Consumers these days have easy access to a lot of information; anything you need to know is practically a simple Google search away. This is further amplified with the power of social media; we constantly receive updates and new content in our never-ending feed from friends, families, acquaintances, and now—influencers, learning about things we probably did not previously have interest in or a need to know.

What does this mean for businesses? Companies and brands are under the relentless scrutiny of consumers whose expectations keep soaring; it’s no longer good enough to simply put out an excellent product or service. You need to earn their trust by measuring up to customers’ expectations, values and beliefs.

According to Edelman’s 2019 Trust Barometer Special Report, entitled In Brands We Trust?—a research study of eight markets globally, with more than 25,000 respondents, and touched on the evolution of trust from the perspective of digital—brands are not meeting expectations; only one-in-three respondents said they can trust most of the brands they buy or use. And 69% of respondents had concerns about a brand’s growing impact on society, and they expect brands to express their own values. Fully 53% expect every brand to have a responsibility and to get involved in at least one societal issue that does not directly impact their business.

Consumers are also wary of brands’ so-called trust washing—all talk and no action. On that, 56% said they felt that too many brands use societal issues as a marketing ploy to sell more of their products. Consumers are starting to vote with their wallets by walking away from brands that do not practice the values they preach, a trend that is picking up in pace and will not slow down. Some 81% of consumers across all markets, ages, and income brackets expect to be able to trust the brand to do what is right, saying it is a deal-breaker or a deciding factor in their purchase decision.

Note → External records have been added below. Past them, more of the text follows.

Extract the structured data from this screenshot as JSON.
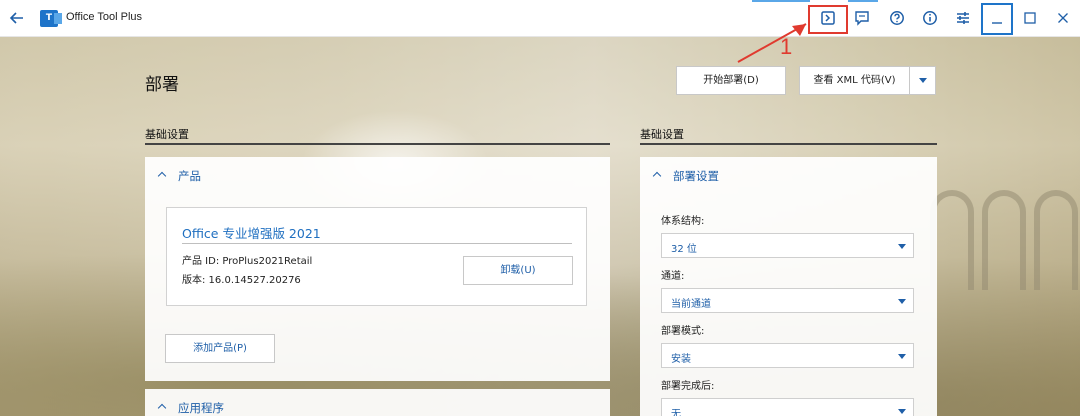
{
  "app": {
    "title": "Office Tool Plus",
    "logo_text": "T"
  },
  "annotation": {
    "number": "1",
    "color": "#e03a2f"
  },
  "colors": {
    "accent": "#1f5fa8",
    "highlight_red": "#e03a2f",
    "highlight_blue": "#1e74c9"
  },
  "titlebar": {
    "icons": [
      "back-arrow-icon",
      "terminal-icon",
      "feedback-icon",
      "help-icon",
      "info-icon",
      "settings-sliders-icon",
      "minimize-icon",
      "maximize-icon",
      "close-icon"
    ]
  },
  "header": {
    "title": "部署",
    "start_button": "开始部署(D)",
    "xml_button": "查看 XML 代码(V)"
  },
  "left": {
    "section_title": "基础设置",
    "products_panel": {
      "title": "产品",
      "card": {
        "name": "Office 专业增强版 2021",
        "id_line": "产品 ID: ProPlus2021Retail",
        "version_line": "版本: 16.0.14527.20276",
        "uninstall_button": "卸载(U)"
      },
      "add_button": "添加产品(P)"
    },
    "apps_panel": {
      "title": "应用程序"
    }
  },
  "right": {
    "section_title": "基础设置",
    "deploy_panel": {
      "title": "部署设置",
      "fields": [
        {
          "label": "体系结构:",
          "value": "32 位"
        },
        {
          "label": "通道:",
          "value": "当前通道"
        },
        {
          "label": "部署模式:",
          "value": "安装"
        },
        {
          "label": "部署完成后:",
          "value": "无"
        }
      ]
    }
  }
}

Respondents in the survey, however, trusted influencers over brands, rating relatability twice as important as popularity as a quality that attracted them to influencers. In particular, younger consumers—millennials and generation z—are interested in authenticity. About 63% trust what influencers say about brands much more than what brands say about themselves in their advertising. Compared to older generations, they have lower trust in brands and want insights from people whose lives are like theirs. This is because people trust people like them. In 2015, the Nielsen Global Trust in Advertising survey found that friends and family are the most trusted sources of recommendations, with 83% of respondents completely or “somewhat” trusting peers’ suggestions.

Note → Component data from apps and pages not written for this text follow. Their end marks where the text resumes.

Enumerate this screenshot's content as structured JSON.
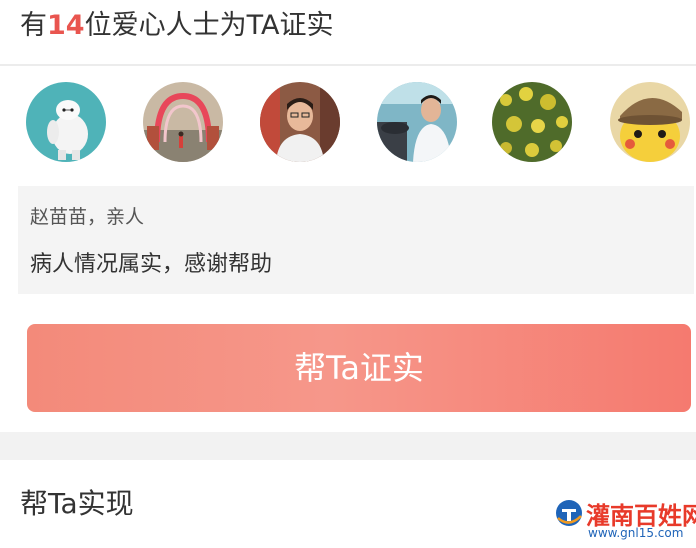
{
  "header": {
    "prefix": "有",
    "count": "14",
    "suffix": "位爱心人士为TA证实"
  },
  "avatars": [
    {
      "name": "avatar-robot"
    },
    {
      "name": "avatar-arch"
    },
    {
      "name": "avatar-man-1"
    },
    {
      "name": "avatar-man-2"
    },
    {
      "name": "avatar-flowers"
    },
    {
      "name": "avatar-pikachu"
    }
  ],
  "comment": {
    "author": "赵苗苗，亲人",
    "text": "病人情况属实，感谢帮助"
  },
  "verify_button": {
    "label": "帮Ta证实"
  },
  "help_section": {
    "title": "帮Ta实现"
  },
  "watermark": {
    "name": "灌南百姓网",
    "url": "www.gnl15.com"
  },
  "colors": {
    "accent": "#e9554f",
    "button": "#f6978a",
    "watermark_red": "#e83a2a",
    "watermark_blue": "#1f64b8"
  }
}
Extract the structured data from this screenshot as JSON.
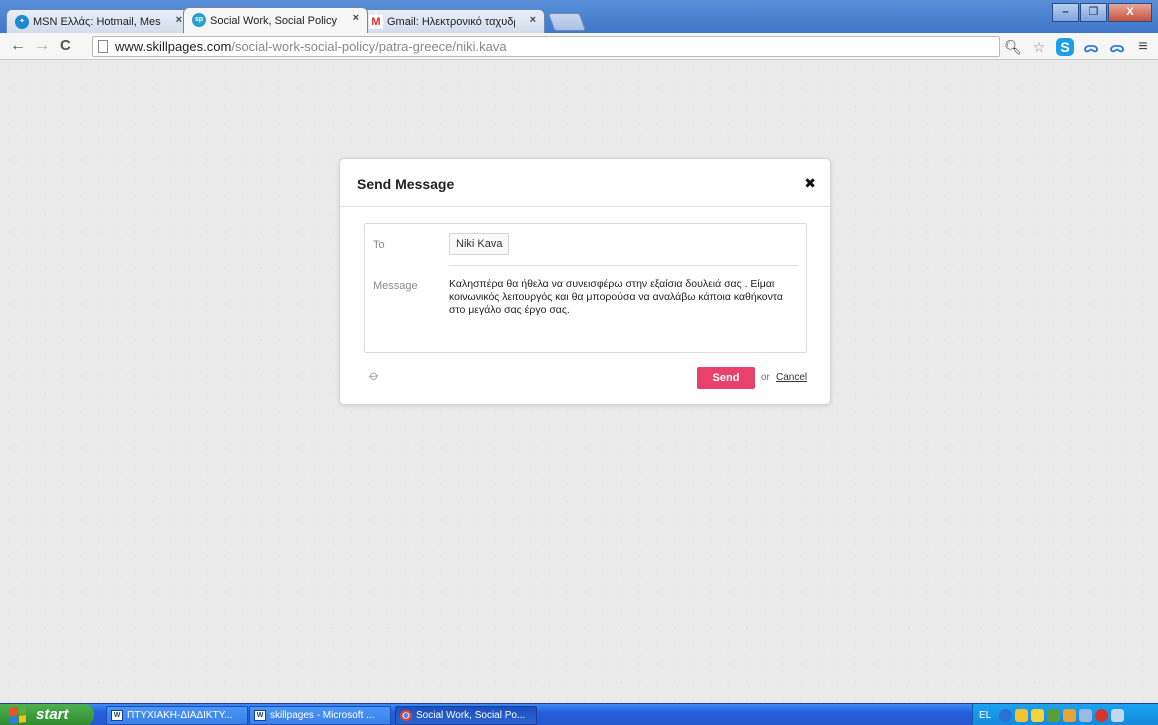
{
  "browser": {
    "tabs": [
      {
        "title": "MSN Ελλάς: Hotmail, Messen",
        "icon": "msn-butterfly-icon",
        "icon_color": "#1e88d0",
        "active": false
      },
      {
        "title": "Social Work, Social Policy - Th",
        "icon": "skillpages-icon",
        "icon_color": "#2a9fd0",
        "active": true
      },
      {
        "title": "Gmail: Ηλεκτρονικό ταχυδρο",
        "icon": "gmail-icon",
        "icon_color": "#d93025",
        "active": false
      }
    ],
    "tab_close_glyph": "×",
    "window_controls": {
      "minimize": "–",
      "restore": "❐",
      "close": "X"
    },
    "nav": {
      "back": "←",
      "forward": "→",
      "reload": "C"
    },
    "url": {
      "domain": "www.skillpages.com",
      "path": "/social-work-social-policy/patra-greece/niki.kava"
    },
    "extensions": [
      "zoom-icon",
      "star-icon",
      "skype-icon",
      "ext-icon",
      "ext-icon"
    ],
    "menu_glyph": "≡"
  },
  "modal": {
    "title": "Send Message",
    "close_glyph": "✖",
    "to_label": "To",
    "to_value": "Niki Kava",
    "message_label": "Message",
    "message_text": "Καλησπέρα θα ήθελα να συνεισφέρω στην εξαίσια δουλειά σας . Είμαι κοινωνικός λειτουργός και θα μπορούσα να αναλάβω κάποια καθήκοντα στο μεγάλο σας έργο σας.",
    "attach_glyph": "📎",
    "send_label": "Send",
    "or_text": "or",
    "cancel_label": "Cancel",
    "accent_color": "#e8426c"
  },
  "taskbar": {
    "start_label": "start",
    "tasks": [
      {
        "label": "ΠΤΥΧΙΑΚΗ-ΔΙΑΔΙΚΤΥ...",
        "icon": "word-icon"
      },
      {
        "label": "skillpages - Microsoft ...",
        "icon": "word-icon"
      },
      {
        "label": "Social Work, Social Po...",
        "icon": "chrome-icon"
      }
    ],
    "language": "EL"
  }
}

Influencers can earn brand sales, trust and advocacy; however, we believe that unless companies and brands genuinely care for society and support social causes, the mass commercialization of influencers will start to erode consumers’ trust in them as well. Influencer marketing, although a fairly new concept, has already got brands shifting their focus from working with macro-influencers—those with hundreds of thousands to millions of followers and who charge exorbitant fees—to micro-influencers with 10,000 to 100,000 followers in the search for authenticity and “person like you” word-of-mouth seal of approval. This trend has opened up the market to micro-influencing as a profession driving many to take shortcuts resulting in them buying fake followers, fraudulent engagement, or quite simply promoting products they do not care about or have no genuine interest but are doing it just for the money. Given this transactional nature, consumers can become skeptical of micro-influencers’ content.

When you look at the day-to-day social media activity, you will find that most people follow their family, friends, friends of friends, co-workers, classmates and close acquaintances in their communities. The most active of these regular social media users build a decent follower base of between several hundred and a few thousand followers and are called nano-influencers. They are quite active post interesting content regularly and have a much higher engagement rate than micro-influencers. But most importantly, they are also often active in their local communities, support local causes and do charitable work. We call them citizen-influencers and they not only have the power to influence brand purchases, but as active citizens they can also work with companies to do good and give back to society and local communities. The basics of people trusting people like them is still powerful. Companies and brands that thoughtfully integrate citizen-influencers in their marketing activity and care about societal causes by taking action will gain trust and do well.

Get in touch and find out how Impact Influencers brings together socially responsible businesses and key influencers with a common objective, to “do well by doing good.”